Professional experience: Debicella graduated from the Wharton School at the University of Pennsylvania in 1996 with a degree in finance. In 2000, Debicella also earned an MBA from the Harvard Business School.
According to his LinkedIn profile, Debicella worked an engagement manager for McKinsey & Co. from 2000 to 2005. McKinsey & Co. works with the senior management of their client firms, developing strategies and solving management issues.
From 2005 to 2008, Debicella worked as director of strategy for PepsiCo. In February 2009, Debicella took a position as assistant vice president of marketing for the Hartford Financial Services Group.

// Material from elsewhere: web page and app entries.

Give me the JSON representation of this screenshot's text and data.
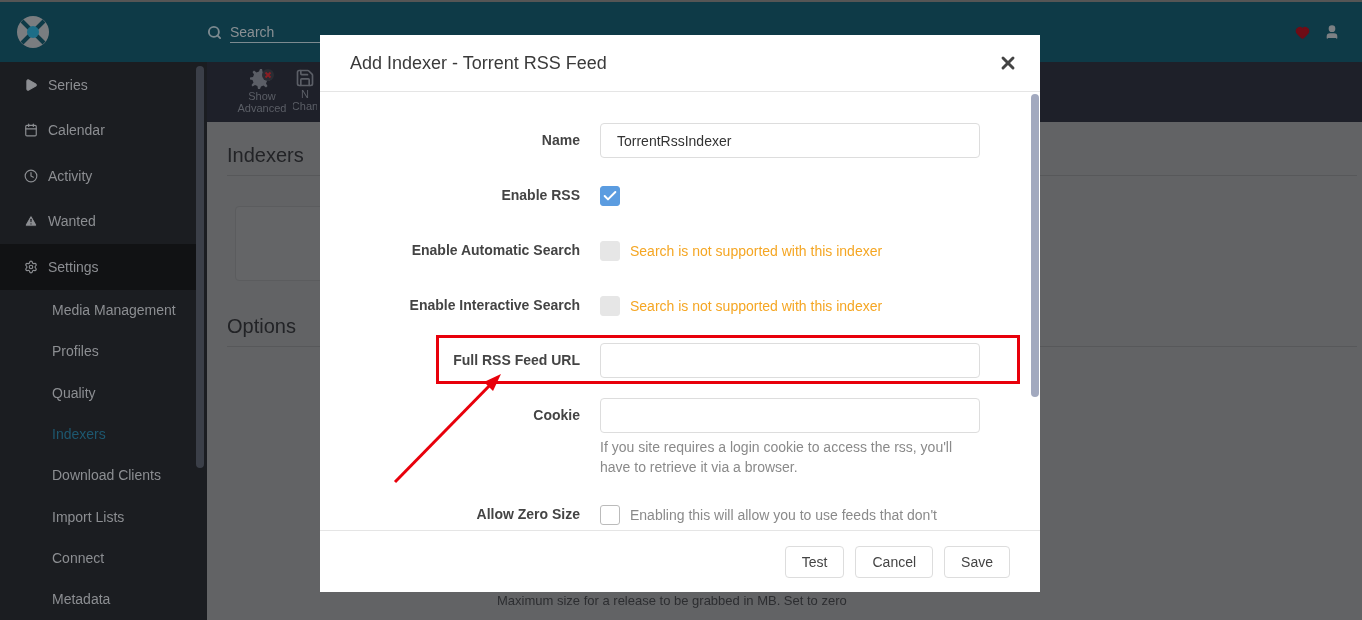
{
  "header": {
    "search": {
      "placeholder": "Search"
    }
  },
  "sidebar": {
    "items": [
      {
        "kind": "series",
        "label": "Series",
        "selected": false
      },
      {
        "kind": "calendar",
        "label": "Calendar",
        "selected": false
      },
      {
        "kind": "activity",
        "label": "Activity",
        "selected": false
      },
      {
        "kind": "wanted",
        "label": "Wanted",
        "selected": false
      },
      {
        "kind": "settings",
        "label": "Settings",
        "selected": true,
        "children": [
          {
            "label": "Media Management",
            "selected": false
          },
          {
            "label": "Profiles",
            "selected": false
          },
          {
            "label": "Quality",
            "selected": false
          },
          {
            "label": "Indexers",
            "selected": true
          },
          {
            "label": "Download Clients",
            "selected": false
          },
          {
            "label": "Import Lists",
            "selected": false
          },
          {
            "label": "Connect",
            "selected": false
          },
          {
            "label": "Metadata",
            "selected": false
          }
        ]
      }
    ]
  },
  "toolbar": [
    {
      "kind": "advanced",
      "label": "Show Advanced"
    },
    {
      "kind": "save",
      "label": "N Chan"
    }
  ],
  "page": {
    "sections": [
      "Indexers",
      "Options"
    ],
    "size_help": "Maximum size for a release to be grabbed in MB. Set to zero"
  },
  "modal": {
    "title": "Add Indexer - Torrent RSS Feed",
    "fields": [
      {
        "kind": "text",
        "label": "Name",
        "value": "TorrentRssIndexer"
      },
      {
        "kind": "checkbox",
        "label": "Enable RSS",
        "checked": true,
        "disabled": false
      },
      {
        "kind": "checkbox",
        "label": "Enable Automatic Search",
        "checked": false,
        "disabled": true,
        "warning": "Search is not supported with this indexer"
      },
      {
        "kind": "checkbox",
        "label": "Enable Interactive Search",
        "checked": false,
        "disabled": true,
        "warning": "Search is not supported with this indexer"
      },
      {
        "kind": "text",
        "label": "Full RSS Feed URL",
        "highlighted": true
      },
      {
        "kind": "text",
        "label": "Cookie",
        "help": "If you site requires a login cookie to access the rss, you'll have to retrieve it via a browser."
      },
      {
        "kind": "checkbox",
        "label": "Allow Zero Size",
        "checked": false,
        "disabled": false,
        "help": "Enabling this will allow you to use feeds that don't"
      }
    ],
    "buttons": [
      "Test",
      "Cancel",
      "Save"
    ]
  }
}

Key issues: As he did as a state senator, Debicella puts job creation high on his list of priorities. On his campaign website, he is critical of the economic stimulus package, proposing to cut the payroll tax for one year instead of handing out additional stimulus money.
On health care, Debicella wants to cut costs through a “healthy living tax credit,” which promotes early detection and treatment of diseases. Debicella also promotes low-cost private health care options like Connecticut’s Charter Oak Health Plan.
Endorsements: Debicella has secured an endorsement from the Council for Citizens Against Government Waste Political Action Committee (CCAGW PAC).
Chances of unseating Jim Himes: The race for Connecticut’s 4th Congressional District is too close to call. Debicella and Himes both list job creation and health care as high priorities, but each man takes a different approach to these issues.
The incumbent and the challenger also have comparable experience in the private sector, Himes with Goldman Sachs and Debicella with the Hartford Financial Services Group. Himes may fall victim to the anti-incumbency mood in the country, but if Connecticut voters like the status quo, he could keep his seat for another term.
Key Differences between Jim Himes and Dan Debicella
In his freshman year, Himes voted along party lines for health care reform and economic stimulus packages. Debicella remains critical of these measures, promoting a streamlined approach to cutting health costs and creating jobs.
Connecticut‘s 4th U.S. Congressional District
Location: Located in the southeastern corner of the state, Connecticut’s 4th U.S. Congressional District contains portions of New Haven and Fairfield counties.
2008 Results: Himes defeated incumbent Rep. Christopher Shays 51 percent to 48 percent.
Demographics: According to the 2006-2008 American Community Survey, the 683,299 residents of Connecticut’s 4th Congressional District are classified as follows: 74.3 percent white, 12.3 percent black, 0.8 percent American Indian or Alaska native, 4.4 percent Asian, 0.1 percent native Hawaiian or other Pacific Islander.
According to the Cook Political Report Partisan Voting Index, Connecticut’s 4th U.S. Congressional District is classified D+5, indicating a moderate Democratic lean.